"Ah, here we are dear. Do you take cream or sugar? I'll just put a bit of both out here, you can prepare it as you wish," Mrs. Grugnon said as she set the tray with the pot of tea and cups down on the coffee table.
Jane thanked her and poured a healthy dollop of cream into the bottom of the cup before covering it with her tea. She watched as the black of the tea swirled and danced with the white of the cream until they settled into a monochrome tawny color.
The swirling and scent relaxed her and she felt as though Mrs. Grugnon really were her Great Aunt Ida, as though she'd known her all her life and was sitting down for a fine cup of conversation in the waning hours of the afternoon.
"Now then, shall we begin? You mentioned over the phone that it was the loneliness that encouraged you to make the call, dear. What sort of loneliness is that?" Mrs. Grugnon asked. Her tone was not pushy or demanding or gruff as Jane imagined a psychiatrist may sound. Instead her voice floated in the air like a butterfly suspended between them, light and airy and somehow beautiful and delicate.
Jane took a deep sip of her tea, stared into Mrs. Grugnon's eyes, sighed straight to her core and began to talk. She talked about being surrounded by family as a child, cousins and aunts and uncles, and family gatherings with endless activities and conversations. She told Mrs. Grugnon how she was always quieter than the rest of the clan, and felt a little like an outsider, but never excluded. She did have some trouble connecting with her cousins; she preferred to sit and think while they chased frogs and played hopscotch and climbed trees, but there was never any ill will or hurt feelings. She just felt closer to her thoughts and to the elderly members of the family.
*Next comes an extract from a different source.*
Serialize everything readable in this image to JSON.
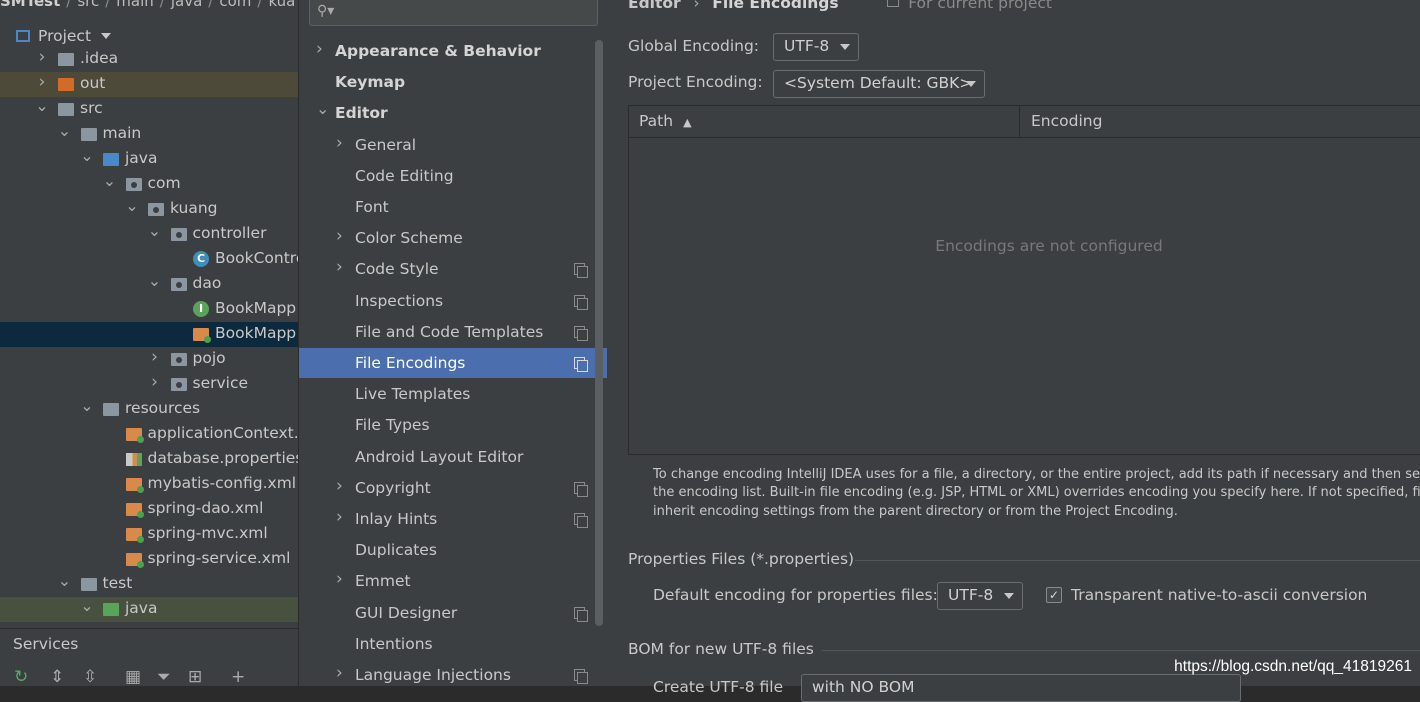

As the other kids ran off on adventures, Jane would eventually wander inside and seek a grandparent or older aunt to share a cup of tea and a game of Dominoes or cards. Inside with an elderly companion, her tea and a game, there was no limit to her conversation. She never felt like an outsider during those hours; she never was lonely. She just felt loved and whole. The problem was, she never did quite figure out how to connect with her peers, and four months ago the last of her grandma's generation had passed. Even though she was in her early forties now, Jane felt like that kid who was a little out of place when she tried to converse with her cousins or other adults her age, even those her parents' age, so she hadn't experienced a real conversation in a long time. She could feel the loneliness seeping in through her pores, and she wasn't sure how to handle it. It felt good to get it out, and Jane was glad she came. As she looked at Mrs. Grugnon, she could see some faint liver spots on her hands and extended crow's feet near her eyes and smiled. Even though she was paying for this time, it made her feel a little like home.
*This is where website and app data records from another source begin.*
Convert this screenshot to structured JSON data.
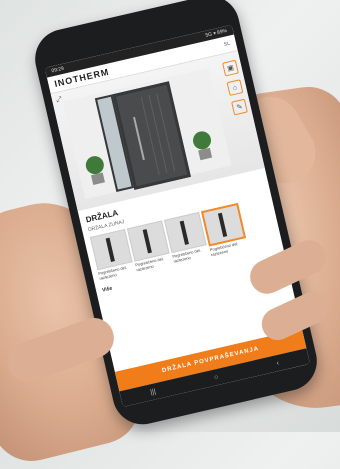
{
  "app": {
    "logo": "INOTHERM",
    "lang": "SL",
    "status_left": "09:29",
    "status_right": "5G ▾ 89%"
  },
  "hero": {
    "expand": "⤢"
  },
  "side_icons": [
    "▣",
    "⌂",
    "✎"
  ],
  "section": {
    "title": "DRŽALA",
    "subtitle": "DRŽALA ZUNAJ"
  },
  "handles": [
    {
      "caption": "Pogrebčeno del. raztezeno"
    },
    {
      "caption": "Pogrebčeno del. raztezeno"
    },
    {
      "caption": "Pogrebčeno del. raztezeno"
    },
    {
      "caption": "Pogrebčeno del. raztezeno"
    }
  ],
  "more": "Više",
  "cta": "DRŽALA POVPRAŠEVANJA",
  "nav": [
    "|||",
    "○",
    "‹"
  ],
  "colors": {
    "accent": "#f07d1a",
    "door": "#4a4b4d"
  }
}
"Mm-hmm. Well, that's all well and good dear. I think we can work on this and make some progress. Listen, have you thought about a cat? Wonderful companions, cats are. They won't take tea with you and are hardly worth the trouble of pulling out card games, but perhaps a cat in your lap next to a saucer of milk with a bit of tea for you and a nice round of solitaire will do you some good. Yes, no pharmaceutical prescription for you this week. Get out, buy yourself a nice mature kitty and see me again next week," Mrs. Grugnon said.
Jane rose and walked out the door with a smile. Next stop, allergist. For she was determined to follow her doctor's orders, and she just couldn't let a little (ok, admittedly pretty major) cat allergy get in the way of her recovery from loneliness, now could she? She was determined to feel whole again, whatever it might take.